But the survey that really caught my attention (and the Philippine media’s) in the past week is another HSBC report, “The World in 2050”. The big story there is the Philippines, projected to become the world’s 16th largest economy by the middle of this century. That’s up 27 places from today. The report argues that a combination of strong fundamentals and demographics could produce an average growth rate of 7% over the next 40 years.
Like any such survey, this report makes certain assumptions about future policy and other developments. Certainly a big test for the country in realising this ambition will be around the rule of law and transparency. Rewind now to December and the release of another survey, Transparency International’s Corruption Perceptions Index 2011. This latest edition places Philippines at number 128 of 183 countries (where 183 is worst). That shows a job of work to be done, but it also shows an improvement on the year before, when the Philippines came in at 134 out of 178. Again, it’s not a huge step, but it’s the right direction of travel, and encouraging for the administration of President Aquino, which has made the fight against corruption a central plank of its policy platform.
It’s encouraging for me too. Corruption is a major deterrent to foreign businesses, and needs tackling if more companies are to come to the Philippines. The British Embassy in Manila has undertaken a number of initiatives to support transparency and anti-corruption. Our last high-level visitor of 2011 was Richard Alderman, head of the UK’s Serious Fraud Office, and our first visitor of 2012 – last week – was Judge Michael Hopmeier, a leading international authority on the law of asset recovery and other anti-corruption issues.

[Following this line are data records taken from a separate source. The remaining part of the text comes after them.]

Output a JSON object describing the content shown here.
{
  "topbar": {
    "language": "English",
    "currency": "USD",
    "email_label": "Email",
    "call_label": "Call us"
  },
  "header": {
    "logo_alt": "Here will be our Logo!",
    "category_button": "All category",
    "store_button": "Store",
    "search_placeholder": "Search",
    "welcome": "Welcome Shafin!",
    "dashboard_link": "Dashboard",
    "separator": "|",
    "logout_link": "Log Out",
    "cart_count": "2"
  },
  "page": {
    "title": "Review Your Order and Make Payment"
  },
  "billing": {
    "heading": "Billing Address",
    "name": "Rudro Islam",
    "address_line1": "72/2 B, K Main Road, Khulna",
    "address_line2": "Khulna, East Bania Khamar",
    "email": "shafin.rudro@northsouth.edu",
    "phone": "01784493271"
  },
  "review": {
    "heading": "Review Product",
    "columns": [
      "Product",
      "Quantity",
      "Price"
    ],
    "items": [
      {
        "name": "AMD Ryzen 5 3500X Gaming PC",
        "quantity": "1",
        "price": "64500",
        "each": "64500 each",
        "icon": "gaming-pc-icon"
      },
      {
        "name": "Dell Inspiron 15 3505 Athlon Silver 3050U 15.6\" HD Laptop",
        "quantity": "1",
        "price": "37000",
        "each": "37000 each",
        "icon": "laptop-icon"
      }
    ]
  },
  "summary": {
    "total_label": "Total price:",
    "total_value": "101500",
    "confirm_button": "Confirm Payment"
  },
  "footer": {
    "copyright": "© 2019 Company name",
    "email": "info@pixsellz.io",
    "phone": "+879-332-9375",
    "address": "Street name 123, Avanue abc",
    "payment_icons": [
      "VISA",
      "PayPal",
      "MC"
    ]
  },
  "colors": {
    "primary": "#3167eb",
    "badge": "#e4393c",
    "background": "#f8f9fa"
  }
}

At the invitation of the Presidential Commission on Good Government he delivered the Haydee Yorac commemorative lecture, focusing on British law and practice, from the tough 2010 Bribery Act to practical examples of cases involving asset recovery. Both Richard Alderman and Michael Hopmeier had valuable discussions with a wide range of leading figures from the judicial and law enforcement worlds. In both cases, a clear message was that international co-operation is central to tackling corruption and financial crime. The Embassy looks forward to building on their discussions as a basis for further co-operation in the year ahead. It will be a small but significant contribution to helping make a reality of the Philippines’ huge growth potential.